**WHAT YOU ARE ASKED TO DO:** In full and without alteration, copy the listing.

**RECORD EXTRACTS:**
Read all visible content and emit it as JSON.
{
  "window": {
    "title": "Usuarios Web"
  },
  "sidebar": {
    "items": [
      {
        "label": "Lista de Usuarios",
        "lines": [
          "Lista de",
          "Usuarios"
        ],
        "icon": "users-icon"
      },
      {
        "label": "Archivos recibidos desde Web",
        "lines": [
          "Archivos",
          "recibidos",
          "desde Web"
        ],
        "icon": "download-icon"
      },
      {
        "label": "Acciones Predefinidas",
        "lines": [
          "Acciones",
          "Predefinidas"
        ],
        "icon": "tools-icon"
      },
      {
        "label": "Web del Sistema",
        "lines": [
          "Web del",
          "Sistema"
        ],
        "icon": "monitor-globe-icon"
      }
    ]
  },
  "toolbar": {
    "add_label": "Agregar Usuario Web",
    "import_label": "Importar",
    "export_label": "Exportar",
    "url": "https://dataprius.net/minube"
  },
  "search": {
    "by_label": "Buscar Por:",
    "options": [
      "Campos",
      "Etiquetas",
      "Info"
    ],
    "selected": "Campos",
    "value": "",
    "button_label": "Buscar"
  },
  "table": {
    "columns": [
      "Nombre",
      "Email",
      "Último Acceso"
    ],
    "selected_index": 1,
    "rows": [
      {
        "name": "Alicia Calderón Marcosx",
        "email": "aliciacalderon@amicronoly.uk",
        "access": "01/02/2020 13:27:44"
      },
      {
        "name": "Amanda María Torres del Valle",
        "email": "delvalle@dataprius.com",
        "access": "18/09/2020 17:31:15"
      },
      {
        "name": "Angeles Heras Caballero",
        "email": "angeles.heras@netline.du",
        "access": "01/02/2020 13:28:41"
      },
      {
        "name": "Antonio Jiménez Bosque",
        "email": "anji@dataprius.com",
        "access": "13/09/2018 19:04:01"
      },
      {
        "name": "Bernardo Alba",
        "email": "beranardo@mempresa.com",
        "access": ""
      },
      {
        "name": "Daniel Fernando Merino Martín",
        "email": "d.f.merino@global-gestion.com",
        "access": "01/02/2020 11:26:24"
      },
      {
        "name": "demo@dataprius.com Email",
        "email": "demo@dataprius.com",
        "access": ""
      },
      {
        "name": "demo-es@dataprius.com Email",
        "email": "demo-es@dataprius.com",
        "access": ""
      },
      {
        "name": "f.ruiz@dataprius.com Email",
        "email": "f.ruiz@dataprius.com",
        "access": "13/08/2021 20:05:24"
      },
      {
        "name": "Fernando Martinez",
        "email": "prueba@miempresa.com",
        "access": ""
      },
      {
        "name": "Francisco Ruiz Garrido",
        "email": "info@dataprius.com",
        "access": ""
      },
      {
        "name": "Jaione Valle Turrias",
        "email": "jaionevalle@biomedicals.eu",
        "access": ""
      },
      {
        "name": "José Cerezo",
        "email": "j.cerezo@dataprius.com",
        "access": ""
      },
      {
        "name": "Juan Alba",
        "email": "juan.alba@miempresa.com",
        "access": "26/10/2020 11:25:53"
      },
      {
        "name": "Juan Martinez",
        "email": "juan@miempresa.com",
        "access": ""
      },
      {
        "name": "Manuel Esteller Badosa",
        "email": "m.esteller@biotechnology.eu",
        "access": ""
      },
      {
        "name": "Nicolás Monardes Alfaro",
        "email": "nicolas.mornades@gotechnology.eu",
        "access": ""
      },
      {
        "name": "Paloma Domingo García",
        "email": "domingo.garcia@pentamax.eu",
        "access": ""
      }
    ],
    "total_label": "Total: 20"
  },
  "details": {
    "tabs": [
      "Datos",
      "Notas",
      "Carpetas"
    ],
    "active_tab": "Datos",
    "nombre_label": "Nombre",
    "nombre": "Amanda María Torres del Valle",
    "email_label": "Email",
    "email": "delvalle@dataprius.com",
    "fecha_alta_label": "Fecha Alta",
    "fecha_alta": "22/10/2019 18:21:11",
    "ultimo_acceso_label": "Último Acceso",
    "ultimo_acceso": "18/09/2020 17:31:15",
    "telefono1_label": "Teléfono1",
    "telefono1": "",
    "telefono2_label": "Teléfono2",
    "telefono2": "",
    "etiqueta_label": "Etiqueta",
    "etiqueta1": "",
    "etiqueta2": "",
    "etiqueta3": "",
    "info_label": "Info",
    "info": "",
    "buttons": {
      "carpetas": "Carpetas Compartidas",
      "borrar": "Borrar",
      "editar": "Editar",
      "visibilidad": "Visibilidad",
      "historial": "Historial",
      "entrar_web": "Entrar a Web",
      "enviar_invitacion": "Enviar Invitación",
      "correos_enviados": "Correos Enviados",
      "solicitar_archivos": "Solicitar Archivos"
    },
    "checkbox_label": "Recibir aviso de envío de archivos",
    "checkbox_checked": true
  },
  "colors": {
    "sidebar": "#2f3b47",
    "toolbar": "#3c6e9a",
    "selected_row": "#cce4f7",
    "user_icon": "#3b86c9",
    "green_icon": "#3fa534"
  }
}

**OUTPUT BELOW:**
Read all visible content and emit it as JSON.
{
  "window": {
    "title": "Usuarios Web"
  },
  "sidebar": {
    "items": [
      {
        "label": "Lista de Usuarios",
        "lines": [
          "Lista de",
          "Usuarios"
        ],
        "icon": "users-icon"
      },
      {
        "label": "Archivos recibidos desde Web",
        "lines": [
          "Archivos",
          "recibidos",
          "desde Web"
        ],
        "icon": "download-icon"
      },
      {
        "label": "Acciones Predefinidas",
        "lines": [
          "Acciones",
          "Predefinidas"
        ],
        "icon": "tools-icon"
      },
      {
        "label": "Web del Sistema",
        "lines": [
          "Web del",
          "Sistema"
        ],
        "icon": "monitor-globe-icon"
      }
    ]
  },
  "toolbar": {
    "add_label": "Agregar Usuario Web",
    "import_label": "Importar",
    "export_label": "Exportar",
    "url": "https://dataprius.net/minube"
  },
  "search": {
    "by_label": "Buscar Por:",
    "options": [
      "Campos",
      "Etiquetas",
      "Info"
    ],
    "selected": "Campos",
    "value": "",
    "button_label": "Buscar"
  },
  "table": {
    "columns": [
      "Nombre",
      "Email",
      "Último Acceso"
    ],
    "selected_index": 1,
    "rows": [
      {
        "name": "Alicia Calderón Marcosx",
        "email": "aliciacalderon@amicronoly.uk",
        "access": "01/02/2020 13:27:44"
      },
      {
        "name": "Amanda María Torres del Valle",
        "email": "delvalle@dataprius.com",
        "access": "18/09/2020 17:31:15"
      },
      {
        "name": "Angeles Heras Caballero",
        "email": "angeles.heras@netline.du",
        "access": "01/02/2020 13:28:41"
      },
      {
        "name": "Antonio Jiménez Bosque",
        "email": "anji@dataprius.com",
        "access": "13/09/2018 19:04:01"
      },
      {
        "name": "Bernardo Alba",
        "email": "beranardo@mempresa.com",
        "access": ""
      },
      {
        "name": "Daniel Fernando Merino Martín",
        "email": "d.f.merino@global-gestion.com",
        "access": "01/02/2020 11:26:24"
      },
      {
        "name": "demo@dataprius.com Email",
        "email": "demo@dataprius.com",
        "access": ""
      },
      {
        "name": "demo-es@dataprius.com Email",
        "email": "demo-es@dataprius.com",
        "access": ""
      },
      {
        "name": "f.ruiz@dataprius.com Email",
        "email": "f.ruiz@dataprius.com",
        "access": "13/08/2021 20:05:24"
      },
      {
        "name": "Fernando Martinez",
        "email": "prueba@miempresa.com",
        "access": ""
      },
      {
        "name": "Francisco Ruiz Garrido",
        "email": "info@dataprius.com",
        "access": ""
      },
      {
        "name": "Jaione Valle Turrias",
        "email": "jaionevalle@biomedicals.eu",
        "access": ""
      },
      {
        "name": "José Cerezo",
        "email": "j.cerezo@dataprius.com",
        "access": ""
      },
      {
        "name": "Juan Alba",
        "email": "juan.alba@miempresa.com",
        "access": "26/10/2020 11:25:53"
      },
      {
        "name": "Juan Martinez",
        "email": "juan@miempresa.com",
        "access": ""
      },
      {
        "name": "Manuel Esteller Badosa",
        "email": "m.esteller@biotechnology.eu",
        "access": ""
      },
      {
        "name": "Nicolás Monardes Alfaro",
        "email": "nicolas.mornades@gotechnology.eu",
        "access": ""
      },
      {
        "name": "Paloma Domingo García",
        "email": "domingo.garcia@pentamax.eu",
        "access": ""
      }
    ],
    "total_label": "Total: 20"
  },
  "details": {
    "tabs": [
      "Datos",
      "Notas",
      "Carpetas"
    ],
    "active_tab": "Datos",
    "nombre_label": "Nombre",
    "nombre": "Amanda María Torres del Valle",
    "email_label": "Email",
    "email": "delvalle@dataprius.com",
    "fecha_alta_label": "Fecha Alta",
    "fecha_alta": "22/10/2019 18:21:11",
    "ultimo_acceso_label": "Último Acceso",
    "ultimo_acceso": "18/09/2020 17:31:15",
    "telefono1_label": "Teléfono1",
    "telefono1": "",
    "telefono2_label": "Teléfono2",
    "telefono2": "",
    "etiqueta_label": "Etiqueta",
    "etiqueta1": "",
    "etiqueta2": "",
    "etiqueta3": "",
    "info_label": "Info",
    "info": "",
    "buttons": {
      "carpetas": "Carpetas Compartidas",
      "borrar": "Borrar",
      "editar": "Editar",
      "visibilidad": "Visibilidad",
      "historial": "Historial",
      "entrar_web": "Entrar a Web",
      "enviar_invitacion": "Enviar Invitación",
      "correos_enviados": "Correos Enviados",
      "solicitar_archivos": "Solicitar Archivos"
    },
    "checkbox_label": "Recibir aviso de envío de archivos",
    "checkbox_checked": true
  },
  "colors": {
    "sidebar": "#2f3b47",
    "toolbar": "#3c6e9a",
    "selected_row": "#cce4f7",
    "user_icon": "#3b86c9",
    "green_icon": "#3fa534"
  }
}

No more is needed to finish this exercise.